feel about their bodies. Think of the many names
we give a much-loved pet or child, even a deity.
It’s love that fuels this, sometimes fear
that multiplies the epithets. No one name
can capture the power of the parts we’re naming,
an awesome generative force, yet at the same time,
vaguely ridiculous. Consider the vulva, that frilly pink
party hat—part of us, yet, somehow, larger than ourselves.
is the author of four books of poetry, including an ekphrastic chapbook, Balance (White Violet, 2012), and three collections: Narrow Bridge (Main Street Rag, 2019), Other-Wise (Kelsay, 2017), and A Likely Story (Moon Tide, 2014). She has edited three anthologies; the latest is The Plague Papers, available online at Poemeleon Journal. Her poems, reviews, essays, and articles have appeared widely in journals and anthologies, including Aeolian Harp VI, Book of Matches, Cultural Daily, Gargoyle, Live Encounters, Muddy River Review, North of Oxford, Rhino, Tampa Review, Tiferet, Verdad, and Verse-Virtual.
Author’s website: www.robbinester.net

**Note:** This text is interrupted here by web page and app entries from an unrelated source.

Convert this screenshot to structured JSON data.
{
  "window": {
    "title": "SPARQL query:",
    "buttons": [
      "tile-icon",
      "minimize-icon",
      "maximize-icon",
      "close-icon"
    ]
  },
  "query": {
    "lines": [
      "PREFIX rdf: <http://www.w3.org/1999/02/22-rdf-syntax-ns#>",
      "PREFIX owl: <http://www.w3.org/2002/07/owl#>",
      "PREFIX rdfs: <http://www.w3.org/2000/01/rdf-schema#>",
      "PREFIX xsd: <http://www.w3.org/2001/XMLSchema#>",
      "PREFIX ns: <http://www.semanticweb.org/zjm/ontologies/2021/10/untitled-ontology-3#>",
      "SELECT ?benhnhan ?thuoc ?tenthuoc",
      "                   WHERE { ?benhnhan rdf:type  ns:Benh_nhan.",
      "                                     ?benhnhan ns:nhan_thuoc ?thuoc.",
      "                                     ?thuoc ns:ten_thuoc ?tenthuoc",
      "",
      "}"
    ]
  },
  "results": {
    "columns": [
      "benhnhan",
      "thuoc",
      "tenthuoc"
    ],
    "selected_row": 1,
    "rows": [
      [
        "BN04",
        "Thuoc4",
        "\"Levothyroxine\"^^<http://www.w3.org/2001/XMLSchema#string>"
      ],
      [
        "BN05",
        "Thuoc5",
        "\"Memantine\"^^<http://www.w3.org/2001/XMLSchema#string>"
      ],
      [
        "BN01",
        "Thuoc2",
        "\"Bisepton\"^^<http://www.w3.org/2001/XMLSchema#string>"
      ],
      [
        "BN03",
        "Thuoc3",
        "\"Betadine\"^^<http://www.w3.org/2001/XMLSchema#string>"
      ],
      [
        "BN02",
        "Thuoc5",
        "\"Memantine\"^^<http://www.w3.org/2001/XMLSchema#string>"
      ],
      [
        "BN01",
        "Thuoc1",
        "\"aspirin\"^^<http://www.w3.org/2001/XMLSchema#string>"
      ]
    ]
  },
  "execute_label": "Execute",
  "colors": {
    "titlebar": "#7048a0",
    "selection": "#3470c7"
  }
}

After Blossom, ekphrastic poem after an etching
by Phil Greenwood in MacQueen’s Quinterly (Issue 3, May 2020)
Three Poems by Robbi Nester in Verse-Virtual (January
of Attraction, ekphrastic poem after Van Gogh’s Starry Night Over the
Rhone, in Verse-Virtual (May 2019)
Night Tunnel, ekphrastic poem after a painting by Robert Rhodes,
Philadelphia Night Train, in The Ekphrastic Review (21 April 2016)
The Locusts, ekphrastic poem after a collage of the same name
by Mary Boxley Bullington, in The Ekphrastic Review (13 October 2015)